Workers on Their Way Home
Conrad Felixmuller
Oil on Canvas 1921

Workers on Their Way Home is a typical example of the artist's early expressionist style, skewed perspective, distorted figures, and bright clashing colors.

Conrad Felixmuller attended the Dresden Art Academy from 1911 to 1915. He provided artworks to the radical expressionist magazines, Der Sturm (The Storm) and Die Aktion (GGG).

in March 1919, founded the Dresden Secession Group along with fellow artists Otto Dix, Will Heckrott, Lasar Segall, Otto Schubert, and Constantin von Mitschke-Collande. Felixmuller was an ardent communist who wanted to forge a new, proletarian aesthetic.

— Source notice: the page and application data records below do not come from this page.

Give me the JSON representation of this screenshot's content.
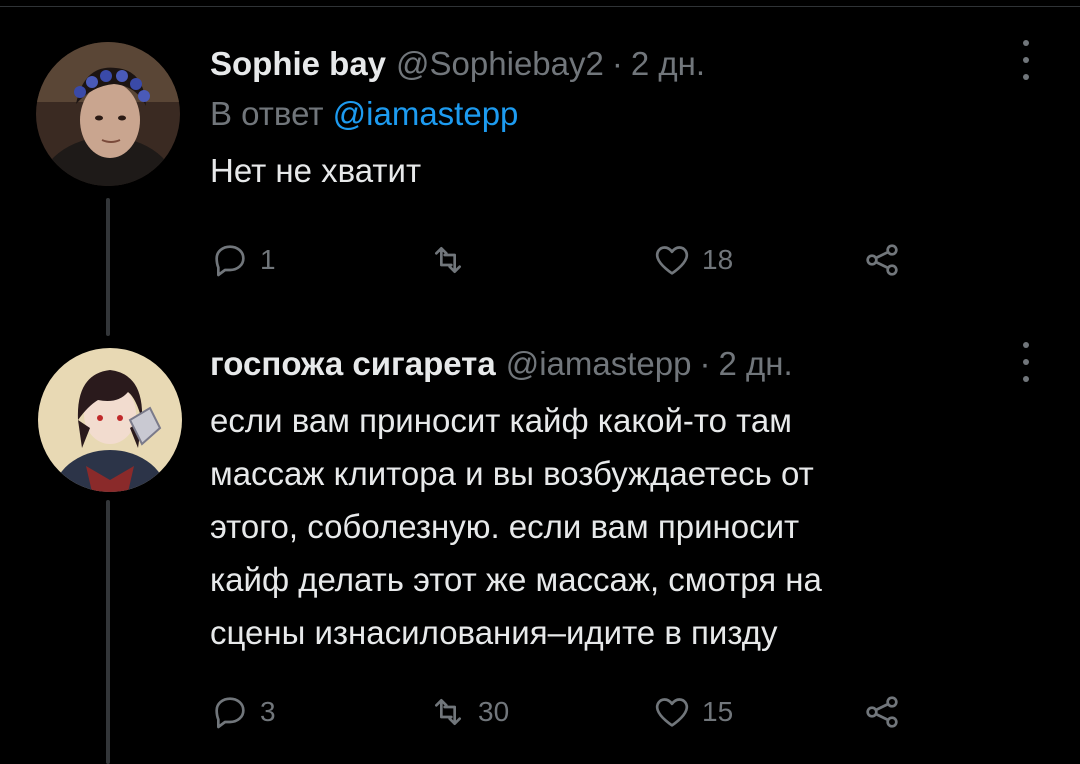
{
  "tweets": [
    {
      "author_name": "Sophie bay",
      "author_handle": "@Sophiebay2",
      "separator": "·",
      "time": "2 дн.",
      "reply_prefix": "В ответ",
      "reply_mention": "@iamastepp",
      "text": "Нет не хватит",
      "replies": "1",
      "retweets": "",
      "likes": "18"
    },
    {
      "author_name": "госпожа сигарета",
      "author_handle": "@iamastepp",
      "separator": "·",
      "time": "2 дн.",
      "text_lines": [
        "если вам приносит кайф какой-то там",
        "массаж клитора и вы возбуждаетесь от",
        "этого, соболезную. если вам приносит",
        "кайф делать этот же массаж, смотря на",
        "сцены изнасилования–идите в пизду"
      ],
      "replies": "3",
      "retweets": "30",
      "likes": "15"
    }
  ],
  "icons": {
    "reply": "reply-icon",
    "retweet": "retweet-icon",
    "like": "heart-icon",
    "share": "share-icon",
    "more": "more-vertical-icon"
  },
  "colors": {
    "background": "#000000",
    "text": "#e7e9ea",
    "secondary": "#71767b",
    "link": "#1d9bf0"
  }
}
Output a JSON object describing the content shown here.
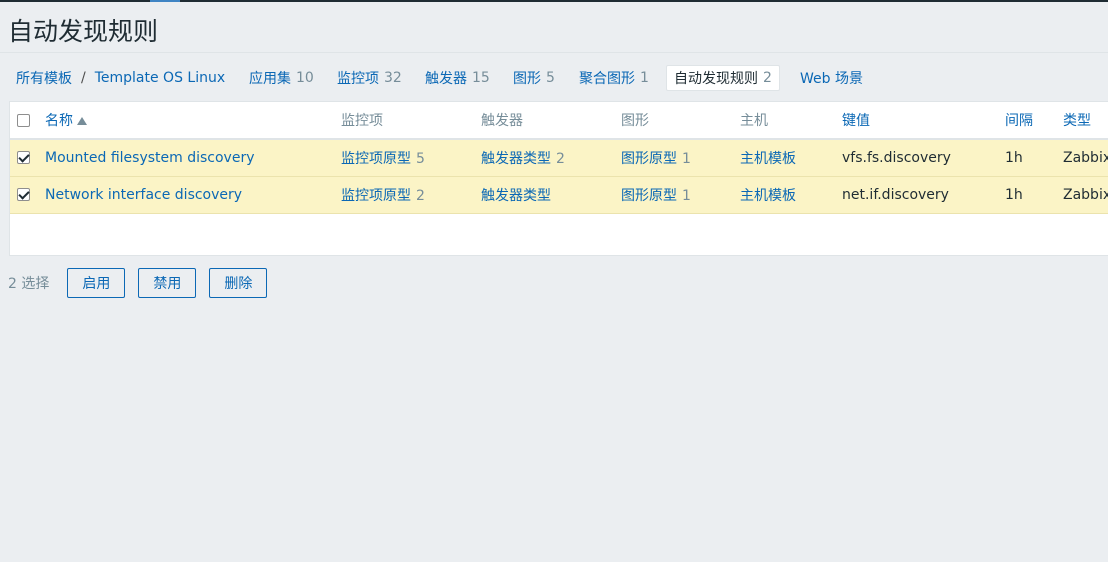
{
  "page": {
    "title": "自动发现规则"
  },
  "breadcrumb": {
    "root": "所有模板",
    "separator": "/",
    "current": "Template OS Linux"
  },
  "tabs": [
    {
      "label": "应用集",
      "count": "10"
    },
    {
      "label": "监控项",
      "count": "32"
    },
    {
      "label": "触发器",
      "count": "15"
    },
    {
      "label": "图形",
      "count": "5"
    },
    {
      "label": "聚合图形",
      "count": "1"
    },
    {
      "label": "自动发现规则",
      "count": "2",
      "active": true
    },
    {
      "label": "Web 场景",
      "count": ""
    }
  ],
  "table": {
    "headers": {
      "name": "名称",
      "items": "监控项",
      "triggers": "触发器",
      "graphs": "图形",
      "hosts": "主机",
      "key": "键值",
      "interval": "间隔",
      "type": "类型"
    },
    "sort": {
      "column": "name",
      "direction": "asc"
    },
    "rows": [
      {
        "checked": true,
        "name": "Mounted filesystem discovery",
        "items_label": "监控项原型",
        "items_count": "5",
        "triggers_label": "触发器类型",
        "triggers_count": "2",
        "graphs_label": "图形原型",
        "graphs_count": "1",
        "hosts_label": "主机模板",
        "key": "vfs.fs.discovery",
        "interval": "1h",
        "type": "Zabbix"
      },
      {
        "checked": true,
        "name": "Network interface discovery",
        "items_label": "监控项原型",
        "items_count": "2",
        "triggers_label": "触发器类型",
        "triggers_count": "",
        "graphs_label": "图形原型",
        "graphs_count": "1",
        "hosts_label": "主机模板",
        "key": "net.if.discovery",
        "interval": "1h",
        "type": "Zabbix"
      }
    ]
  },
  "footer": {
    "selected": "2 选择",
    "buttons": {
      "enable": "启用",
      "disable": "禁用",
      "delete": "删除"
    }
  },
  "colors": {
    "link": "#0b68b5",
    "text": "#1f2c33",
    "muted": "#768d99",
    "selected_row": "#fbf4c6",
    "background": "#ebeef1"
  }
}
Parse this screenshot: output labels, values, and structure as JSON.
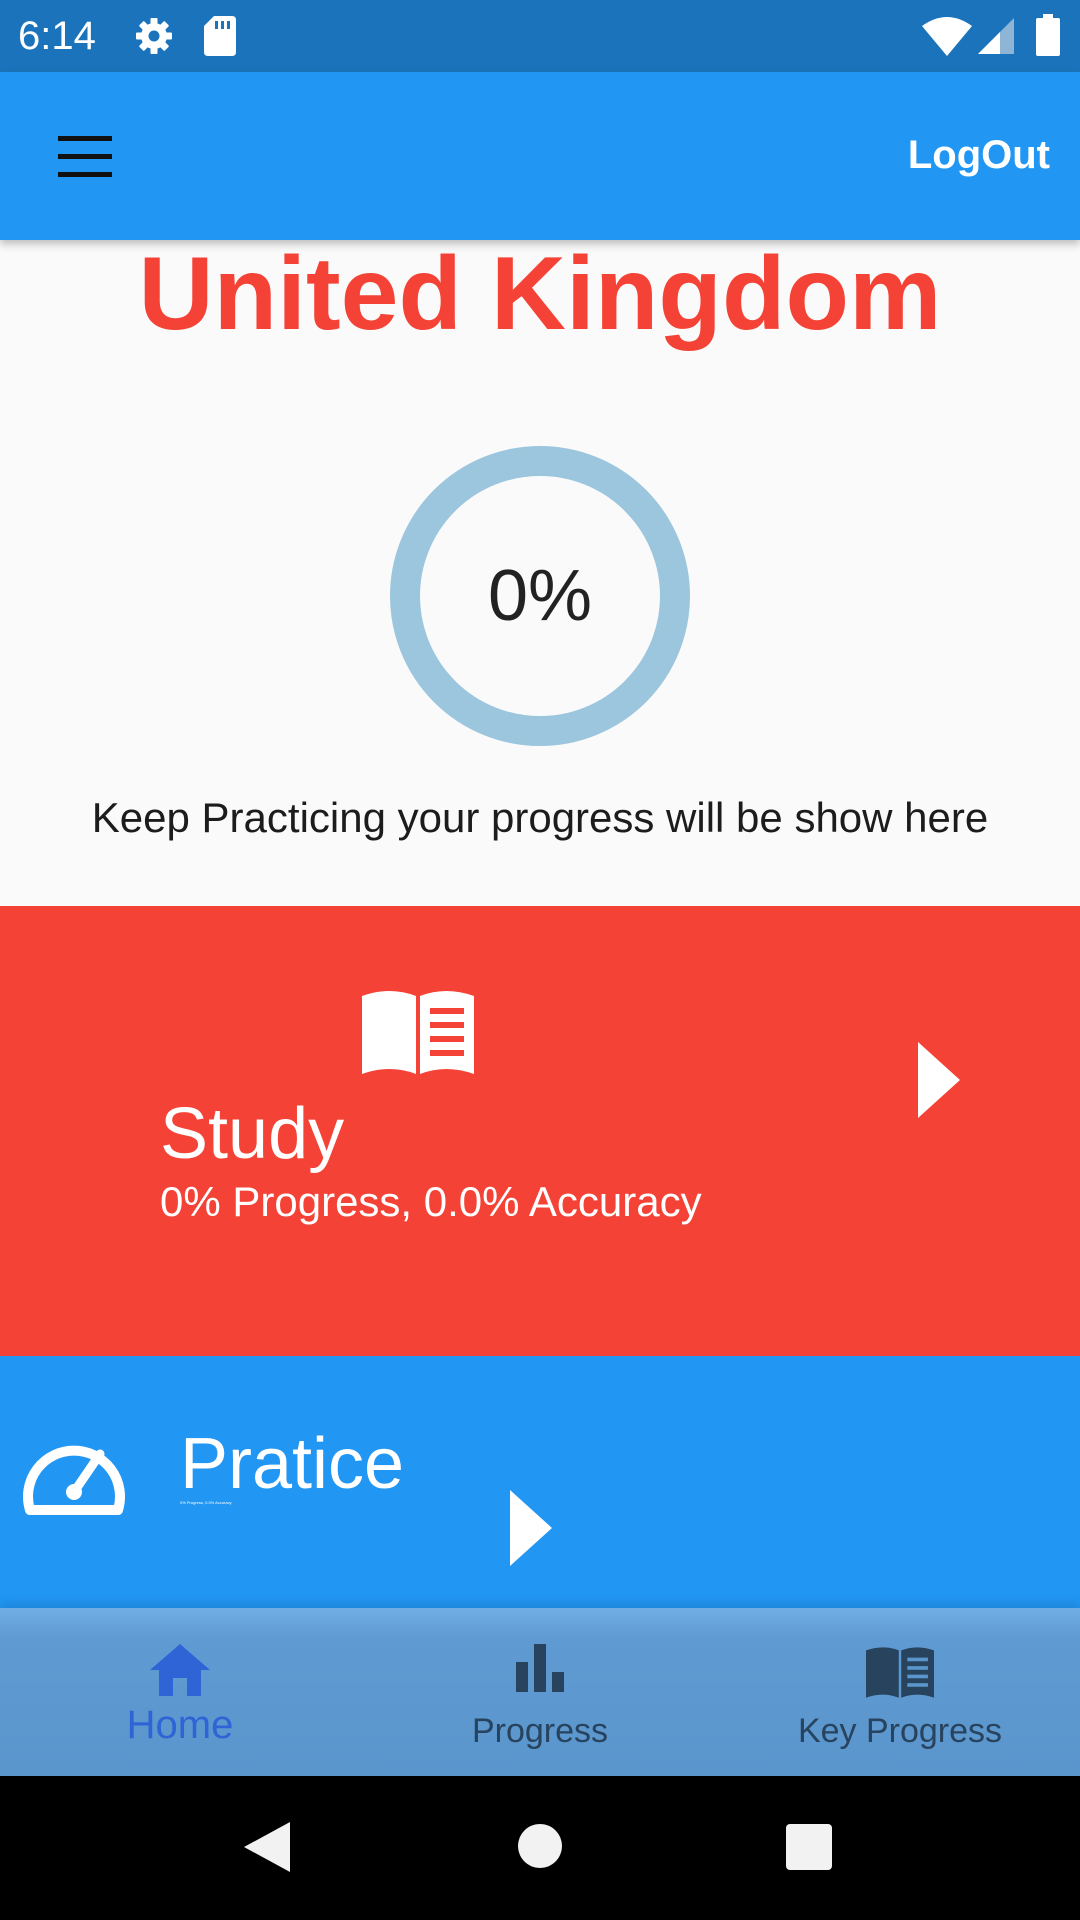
{
  "status_bar": {
    "time": "6:14",
    "icons": [
      "gear-icon",
      "sd-card-icon",
      "wifi-icon",
      "signal-icon",
      "battery-icon"
    ]
  },
  "app_bar": {
    "menu_icon": "hamburger-menu-icon",
    "logout_label": "LogOut"
  },
  "main": {
    "country": "United Kingdom",
    "progress_value": "0%",
    "progress_fraction": 0,
    "progress_hint": "Keep Practicing your progress will be show here"
  },
  "study_card": {
    "icon": "open-book-icon",
    "title": "Study",
    "subtitle": "0% Progress, 0.0% Accuracy",
    "arrow_icon": "play-arrow-icon"
  },
  "practice_card": {
    "icon": "speedometer-icon",
    "title": "Pratice",
    "subtitle": "0% Progress, 0.0% Accuracy",
    "arrow_icon": "play-arrow-icon"
  },
  "bottom_nav": {
    "items": [
      {
        "label": "Home",
        "icon": "home-icon",
        "active": true
      },
      {
        "label": "Progress",
        "icon": "bar-chart-icon",
        "active": false
      },
      {
        "label": "Key Progress",
        "icon": "book-icon",
        "active": false
      }
    ]
  },
  "system_nav": {
    "buttons": [
      "back-icon",
      "home-circle-icon",
      "recents-icon"
    ]
  },
  "colors": {
    "status_bar": "#1b74bb",
    "primary": "#2196f3",
    "accent_red": "#f44336",
    "ring": "#9bc6dd",
    "nav_active": "#2f64d6",
    "nav_inactive": "#28435e"
  }
}
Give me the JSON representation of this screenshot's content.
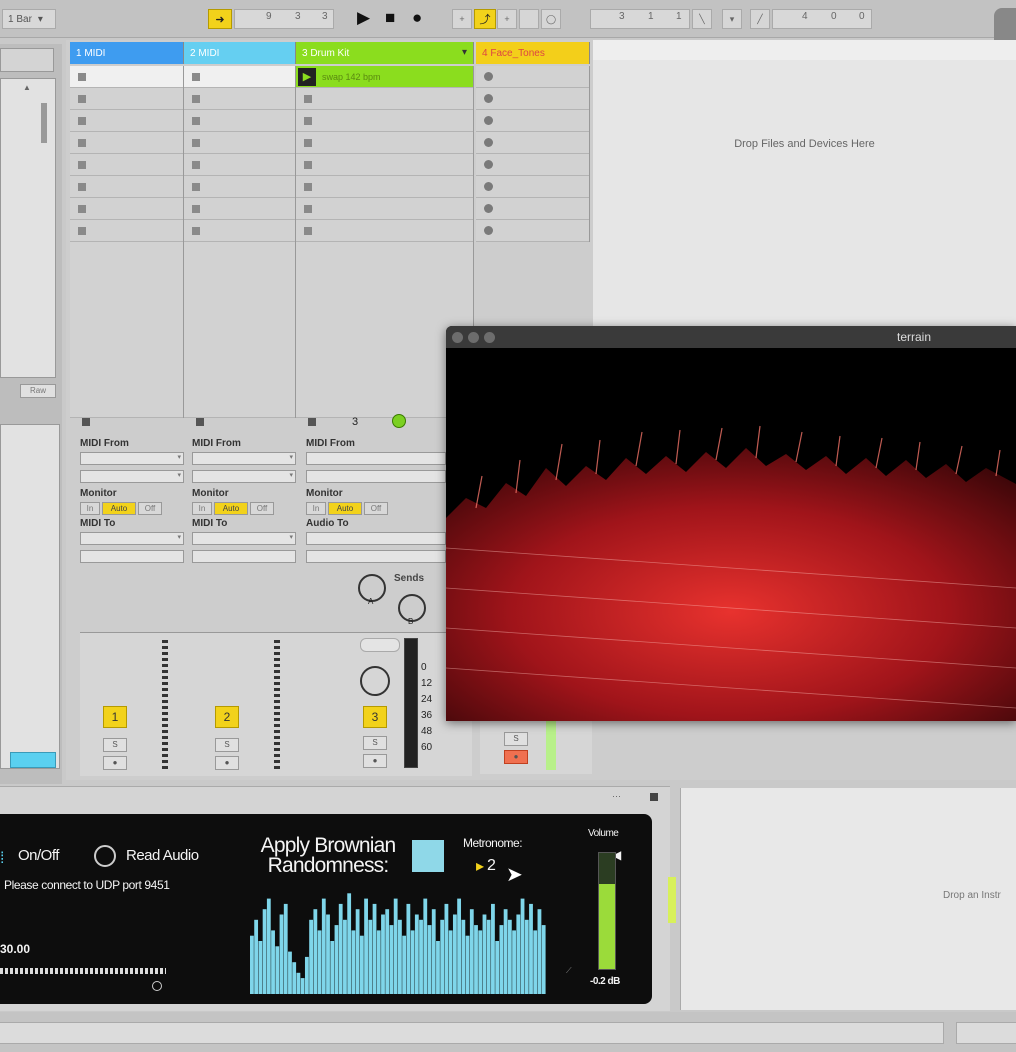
{
  "toolbar": {
    "quantization": "1 Bar",
    "tempo_digits": [
      "9",
      "3",
      "3"
    ],
    "loop_digits": [
      "3",
      "1",
      "1"
    ],
    "length_digits": [
      "4",
      "0",
      "0"
    ]
  },
  "tracks": [
    {
      "name": "1 MIDI",
      "color": "#3e9cf0",
      "number": "1",
      "from_label": "MIDI From",
      "monitor_label": "Monitor",
      "to_label": "MIDI To"
    },
    {
      "name": "2 MIDI",
      "color": "#65cff1",
      "number": "2",
      "from_label": "MIDI From",
      "monitor_label": "Monitor",
      "to_label": "MIDI To"
    },
    {
      "name": "3 Drum Kit",
      "color": "#8bdd1e",
      "number": "3",
      "from_label": "MIDI From",
      "monitor_label": "Monitor",
      "to_label": "Audio To"
    },
    {
      "name": "4 Face_Tones",
      "color": "#f3cf1a",
      "number": "4"
    }
  ],
  "monitor_options": [
    "In",
    "Auto",
    "Off"
  ],
  "clip": {
    "name": "swap 142 bpm"
  },
  "drum_extra": {
    "value": "3"
  },
  "sends": {
    "label": "Sends",
    "a": "A",
    "b": "B"
  },
  "db_scale": [
    "0",
    "12",
    "24",
    "36",
    "48",
    "60"
  ],
  "raw_label": "Raw",
  "drop_files_text": "Drop Files and Devices Here",
  "terrain": {
    "title": "terrain"
  },
  "device": {
    "onoff_label": "On/Off",
    "read_audio_label": "Read Audio",
    "udp_message": "Please connect to UDP port 9451",
    "value_readout": "30.00",
    "brownian_label_line1": "Apply Brownian",
    "brownian_label_line2": "Randomness:",
    "metronome_label": "Metronome:",
    "metronome_value": "2",
    "volume_label": "Volume",
    "volume_db": "-0.2 dB",
    "waveform": [
      0.55,
      0.7,
      0.5,
      0.8,
      0.9,
      0.6,
      0.45,
      0.75,
      0.85,
      0.4,
      0.3,
      0.2,
      0.15,
      0.35,
      0.7,
      0.8,
      0.6,
      0.9,
      0.75,
      0.5,
      0.65,
      0.85,
      0.7,
      0.95,
      0.6,
      0.8,
      0.55,
      0.9,
      0.7,
      0.85,
      0.6,
      0.75,
      0.8,
      0.65,
      0.9,
      0.7,
      0.55,
      0.85,
      0.6,
      0.75,
      0.7,
      0.9,
      0.65,
      0.8,
      0.5,
      0.7,
      0.85,
      0.6,
      0.75,
      0.9,
      0.7,
      0.55,
      0.8,
      0.65,
      0.6,
      0.75,
      0.7,
      0.85,
      0.5,
      0.65,
      0.8,
      0.7,
      0.6,
      0.75,
      0.9,
      0.7,
      0.85,
      0.6,
      0.8,
      0.65
    ]
  },
  "instrument_drop_text": "Drop an Instr"
}
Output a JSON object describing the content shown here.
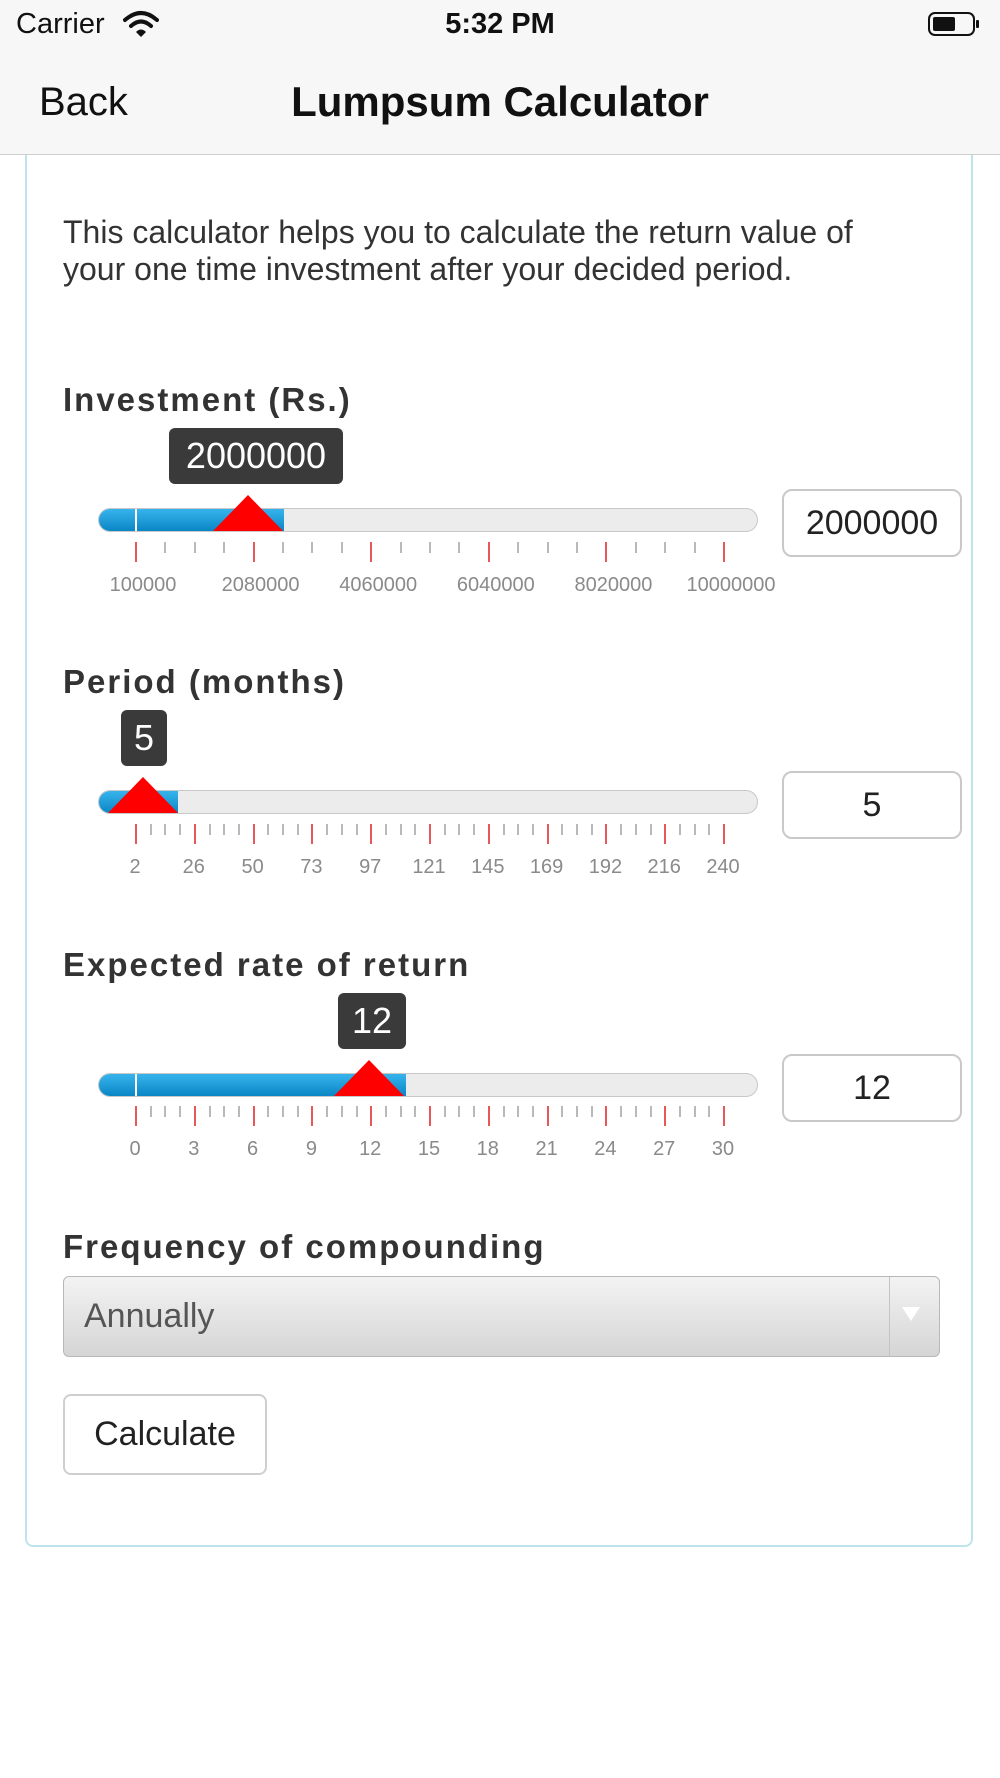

The Dresden group issued a manifesto that stated in part: "The founding of the group was a natural outgrowth of the re-awakened, innermost yearnings to depart forever from the old means and ways and to find, while preserving absolutely the freedom of personality, new expressions for the new world surrounding us." Felixmuller's paintings were shown in the National Gallery in Berlin in 1923, but by 1937 the Nazis banned his art, designating him an entarteten Künstler ("degenerate artist"). The fascists displayed Felixmuller's paintings in their infamous 1937 exhibit, Entartete Kunst ("Degenerate Art"). In 1944 the artist was press-ganged into the fascist army, but was almost immediately captured by the Soviet Red Army and sent to a POW camp. After the liberation of Germany, Felixmuller taught art at Martin Luther University in Halle, Germany from 1949 to 1962. Conrad Felixmuller died in West Berlin, Germany in 1977.
www.art-for-a-change.com is owned and operated by Mark Vallen © All text by Mark Vallen.